  • ET

    I’m glad you speak out frazgo, however, your postings sound the same as what I am getting from the city manager. Blah, blah..the unincorporated area is draining our city of their resources. Wow! Tell that to the people who live there and call LASD about drug dealers who have loud parties until all hours of the night and don’t get any response. It’s not their fault some one did a terrible job of deciding what would be Monrovia, Arcadia and county. One block is Monrovia, the next Arcadia, the next the county and then back to Monrovia. We all know LASD should “do their job” but what happens to these people if they don’t? Too bad, nobody cares as long as we don’t spend Monrovia money on it? Do you have kids? A heart? According to what the MPD told my friend last night the street part of Peck Rd. is MPD but the sidewalk is LASD. Unbelievable don’t you think? So do you still think it’s a county issue?

    And no, I don’t attend City Council meetings. I do watch them on TV until I’m so bored to tears with the legal babble that I turn it off. The last one was fabulous. The mayor got told off, answered the next couple of questions then took a 5 minute break that lasted for about 30 mins. Unless there were 100 people there telling them to stop building and to keep the Gold Line out or whatever there won’t be any change. There is no way that many people in this city would show up at a city council meeting. It seems like the only people who actually vote or care in Monrovia are the friends of the current politicians and a few of us “alarmists.” Besides it doesn’t matter. Tom Adams was basically given his position even though he didn’t get the next majority of votes. So it looks like it doesn’t matter who votes or goes to city council meetings, does it?

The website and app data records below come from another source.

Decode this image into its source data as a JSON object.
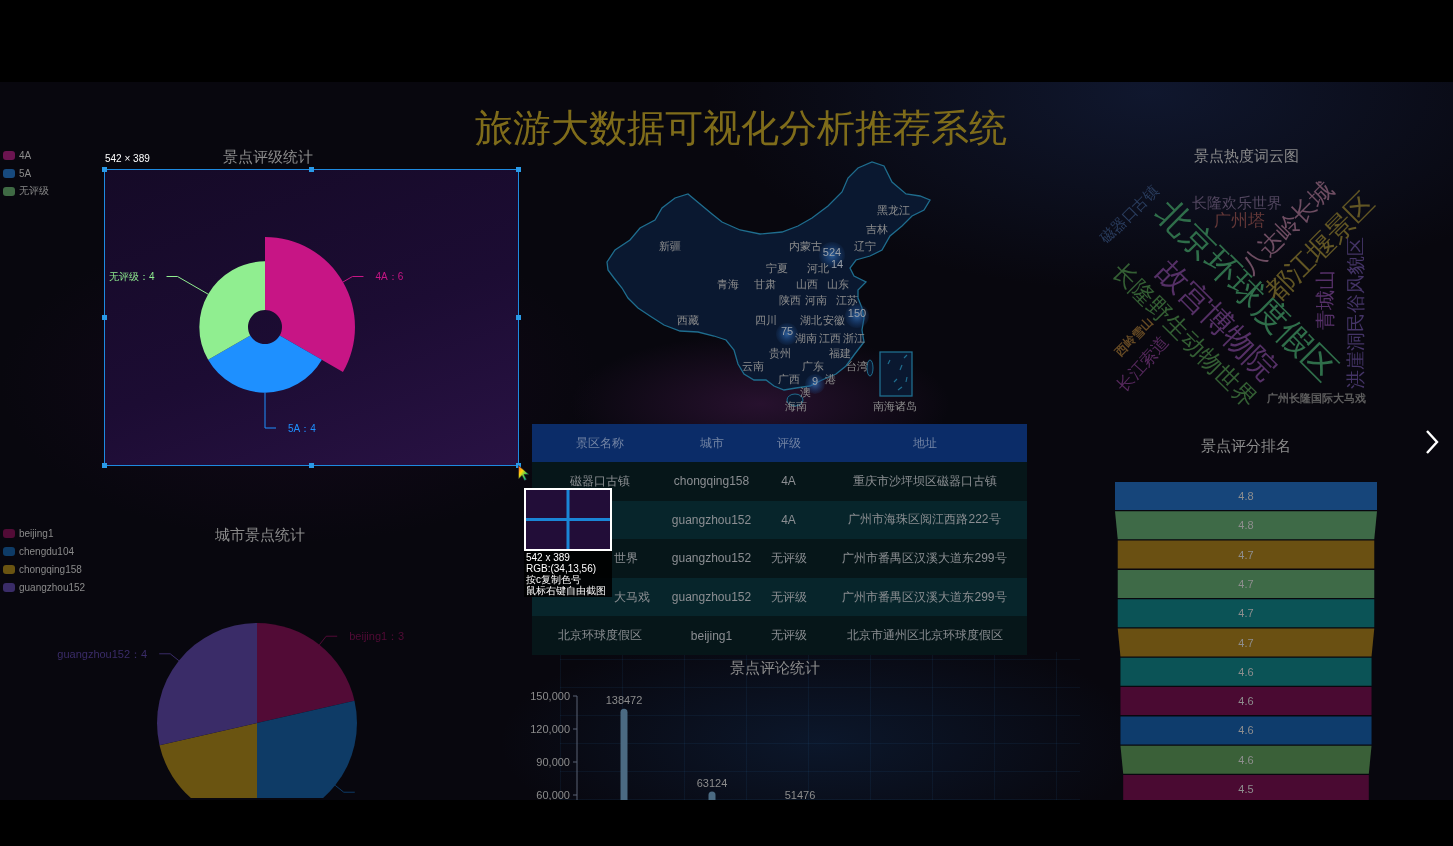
{
  "title": "旅游大数据可视化分析推荐系统",
  "rating_panel": {
    "title": "景点评级统计",
    "legend": [
      {
        "label": "4A",
        "color": "#6b1450"
      },
      {
        "label": "5A",
        "color": "#174a7e"
      },
      {
        "label": "无评级",
        "color": "#3f6a44"
      }
    ],
    "slices": [
      {
        "label": "4A：6",
        "color": "#c71585"
      },
      {
        "label": "5A：4",
        "color": "#1e90ff"
      },
      {
        "label": "无评级：4",
        "color": "#90ee90"
      }
    ]
  },
  "city_panel": {
    "chart_data": {
      "type": "pie",
      "title": "城市景点统计",
      "categories": [
        "beijing1",
        "chengdu104",
        "chongqing158",
        "guangzhou152"
      ],
      "values": [
        3,
        4,
        3,
        4
      ],
      "colors": [
        "#520b36",
        "#0e3b66",
        "#6a5411",
        "#3a2c68"
      ],
      "value_labels": [
        "beijing1：3",
        null,
        null,
        "guangzhou152：4"
      ]
    }
  },
  "map": {
    "regions": [
      "黑龙江",
      "吉林",
      "新疆",
      "内蒙古",
      "辽宁",
      "宁夏",
      "河北",
      "青海",
      "甘肃",
      "山西",
      "山东",
      "陕西",
      "河南",
      "江苏",
      "西藏",
      "四川",
      "湖北",
      "安徽",
      "湖南",
      "江西",
      "浙江",
      "贵州",
      "福建",
      "云南",
      "广东",
      "台湾",
      "广西",
      "港",
      "澳",
      "海南",
      "南海诸岛"
    ],
    "markers": [
      "524",
      "14",
      "150",
      "75",
      "9"
    ]
  },
  "table": {
    "columns": [
      "景区名称",
      "城市",
      "评级",
      "地址"
    ],
    "rows": [
      {
        "cells": [
          "磁器口古镇",
          "chongqing158",
          "4A",
          "重庆市沙坪坝区磁器口古镇"
        ],
        "covered": false
      },
      {
        "cells": [
          null,
          "guangzhou152",
          "4A",
          "广州市海珠区阅江西路222号"
        ]
      },
      {
        "cells": [
          "世界",
          "guangzhou152",
          "无评级",
          "广州市番禺区汉溪大道东299号"
        ],
        "covered": true
      },
      {
        "cells": [
          "大马戏",
          "guangzhou152",
          "无评级",
          "广州市番禺区汉溪大道东299号"
        ],
        "covered": true
      },
      {
        "cells": [
          "北京环球度假区",
          "beijing1",
          "无评级",
          "北京市通州区北京环球度假区"
        ],
        "covered": false
      }
    ]
  },
  "comment_chart": {
    "title": "景点评论统计",
    "axis_labels": [
      "150,000",
      "120,000",
      "90,000",
      "60,000"
    ],
    "value_labels": [
      "138472",
      "63124",
      "51476"
    ]
  },
  "word_cloud": {
    "title": "景点热度词云图",
    "words": [
      {
        "text": "长隆欢乐世界",
        "color": "#52465f"
      },
      {
        "text": "广州塔",
        "color": "#643838"
      },
      {
        "text": "北京环球度假区",
        "color": "#2f6e4a"
      },
      {
        "text": "故宫博物院",
        "color": "#553066"
      },
      {
        "text": "八达岭长城",
        "color": "#6e4d62"
      },
      {
        "text": "都江堰景区",
        "color": "#625624"
      },
      {
        "text": "磁器口古镇",
        "color": "#2a3d5e"
      },
      {
        "text": "长隆野生动物世界",
        "color": "#345f34"
      },
      {
        "text": "青城山",
        "color": "#553068"
      },
      {
        "text": "洪崖洞民俗风貌区",
        "color": "#443466"
      },
      {
        "text": "西岭雪山",
        "color": "#664a24"
      },
      {
        "text": "长江索道",
        "color": "#55285c"
      },
      {
        "text": "广州长隆国际大马戏",
        "color": "#5e5e5e"
      }
    ]
  },
  "ranking": {
    "title": "景点评分排名",
    "bars": [
      {
        "score": "4.8",
        "color": "#16457a"
      },
      {
        "score": "4.8",
        "color": "#3e6a47"
      },
      {
        "score": "4.7",
        "color": "#6a5012"
      },
      {
        "score": "4.7",
        "color": "#3e6a47"
      },
      {
        "score": "4.7",
        "color": "#0b5356"
      },
      {
        "score": "4.7",
        "color": "#6a5012"
      },
      {
        "score": "4.6",
        "color": "#0b5356"
      },
      {
        "score": "4.6",
        "color": "#4a0a32"
      },
      {
        "score": "4.6",
        "color": "#0e3c6c"
      },
      {
        "score": "4.6",
        "color": "#3a6038"
      },
      {
        "score": "4.5",
        "color": "#4a0a32"
      }
    ]
  },
  "screenshot_tool": {
    "size_label": "542 × 389",
    "info_lines": [
      "542 x 389",
      "RGB:(34,13,56)",
      "按c复制色号",
      "鼠标右键自由截图"
    ]
  }
}
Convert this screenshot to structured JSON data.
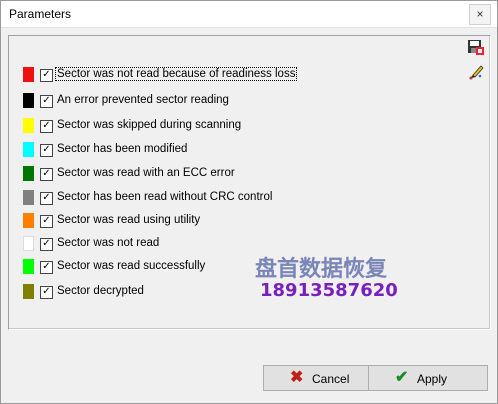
{
  "window": {
    "title": "Parameters",
    "close_glyph": "×"
  },
  "toolbar": {
    "icons": [
      "save-disk-icon",
      "edit-brush-icon"
    ]
  },
  "legend": [
    {
      "color": "#ee1111",
      "checked": true,
      "label": "Sector was not read because of readiness loss"
    },
    {
      "color": "#000000",
      "checked": true,
      "label": "An error prevented sector reading"
    },
    {
      "color": "#ffff00",
      "checked": true,
      "label": "Sector was skipped during scanning"
    },
    {
      "color": "#00ffff",
      "checked": true,
      "label": "Sector has been modified"
    },
    {
      "color": "#007700",
      "checked": true,
      "label": "Sector was read with an ECC error"
    },
    {
      "color": "#808080",
      "checked": true,
      "label": "Sector has been read without CRC control"
    },
    {
      "color": "#ff7f00",
      "checked": true,
      "label": "Sector was read using utility"
    },
    {
      "color": "#ffffff",
      "checked": true,
      "label": "Sector was not read"
    },
    {
      "color": "#00ff00",
      "checked": true,
      "label": "Sector was read successfully"
    },
    {
      "color": "#808000",
      "checked": true,
      "label": "Sector decrypted"
    }
  ],
  "check_glyph": "✓",
  "watermark": {
    "line1": "盘首数据恢复",
    "line2": "18913587620",
    "color1": "#7a86b8",
    "color2": "#7a1fbf"
  },
  "buttons": {
    "cancel": {
      "label": "Cancel",
      "icon": "✖",
      "color": "#c0201a"
    },
    "apply": {
      "label": "Apply",
      "icon": "✔",
      "color": "#1a8a2a"
    }
  }
}
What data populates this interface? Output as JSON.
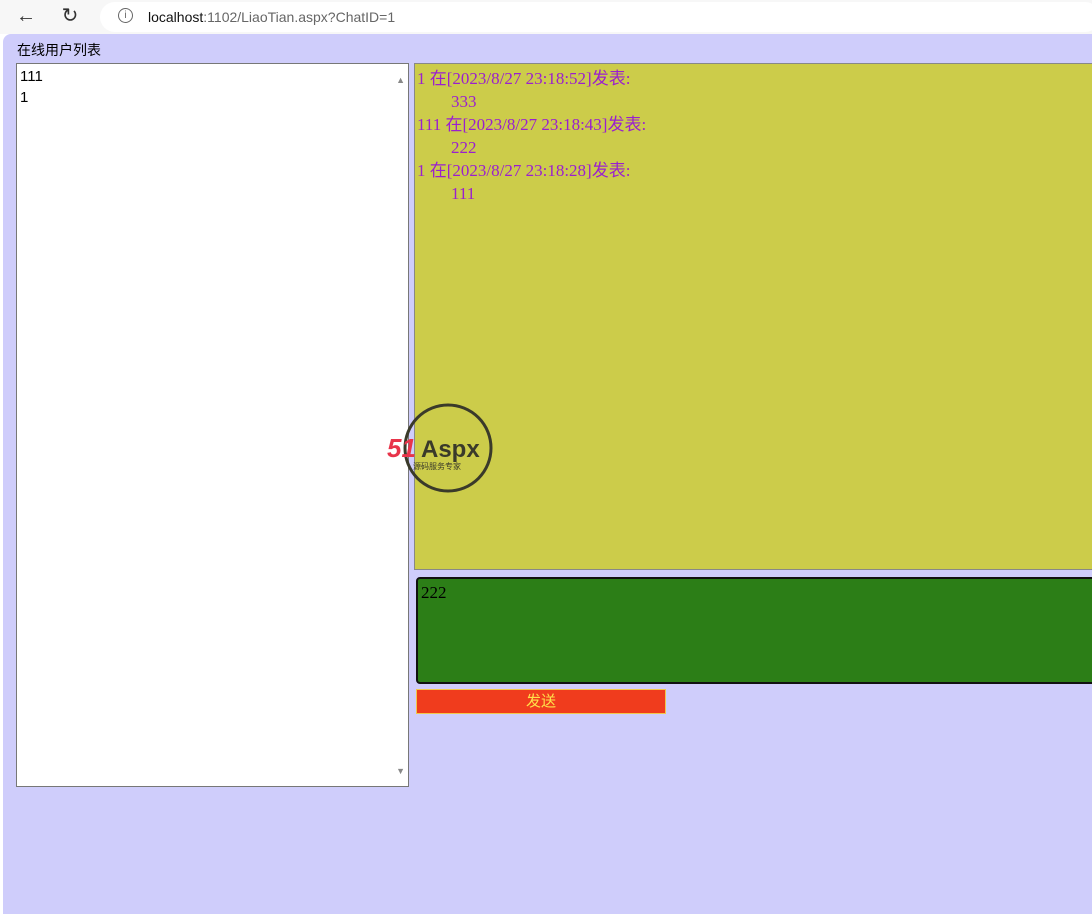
{
  "browser": {
    "url_host": "localhost",
    "url_rest": ":1102/LiaoTian.aspx?ChatID=1"
  },
  "sidebar": {
    "title": "在线用户列表",
    "users": [
      "111",
      "1"
    ]
  },
  "messages": [
    {
      "header": "1 在[2023/8/27 23:18:52]发表:",
      "body": "333"
    },
    {
      "header": "111 在[2023/8/27 23:18:43]发表:",
      "body": "222"
    },
    {
      "header": "1 在[2023/8/27 23:18:28]发表:",
      "body": "111"
    }
  ],
  "composer": {
    "value": "222",
    "send_label": "发送"
  },
  "watermark": {
    "brand": "51Aspx",
    "tagline": "源码服务专家"
  },
  "colors": {
    "page": "#cfcdfb",
    "messages_bg": "#cccc4a",
    "message_text": "#9a1fcf",
    "input_bg": "#2c7e17",
    "send_bg": "#f03c1d",
    "send_text": "#ffe24a"
  }
}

    How would you know whether I am “uninformed?” Do you know me? I was not personally attacking you but I would have a lot more respect for your opinion if you would stop continually reminding people that “they are not us.” Come down to the other end of town. Step back and think. You really do sound like Mr. Ochoa on this topic, sorry.